══ DATA SHOWN ══
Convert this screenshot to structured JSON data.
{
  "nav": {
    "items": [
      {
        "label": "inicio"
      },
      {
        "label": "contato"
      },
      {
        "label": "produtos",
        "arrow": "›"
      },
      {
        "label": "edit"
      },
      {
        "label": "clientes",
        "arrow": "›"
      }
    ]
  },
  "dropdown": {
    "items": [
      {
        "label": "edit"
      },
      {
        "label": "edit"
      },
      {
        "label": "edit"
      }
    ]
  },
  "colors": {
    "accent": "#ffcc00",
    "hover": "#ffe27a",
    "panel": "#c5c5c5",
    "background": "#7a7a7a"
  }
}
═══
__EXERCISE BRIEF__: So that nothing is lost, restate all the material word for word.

__OUTPUT BELOW__:
Convert this screenshot to structured JSON data.
{
  "nav": {
    "items": [
      {
        "label": "inicio"
      },
      {
        "label": "contato"
      },
      {
        "label": "produtos",
        "arrow": "›"
      },
      {
        "label": "edit"
      },
      {
        "label": "clientes",
        "arrow": "›"
      }
    ]
  },
  "dropdown": {
    "items": [
      {
        "label": "edit"
      },
      {
        "label": "edit"
      },
      {
        "label": "edit"
      }
    ]
  },
  "colors": {
    "accent": "#ffcc00",
    "hover": "#ffe27a",
    "panel": "#c5c5c5",
    "background": "#7a7a7a"
  }
}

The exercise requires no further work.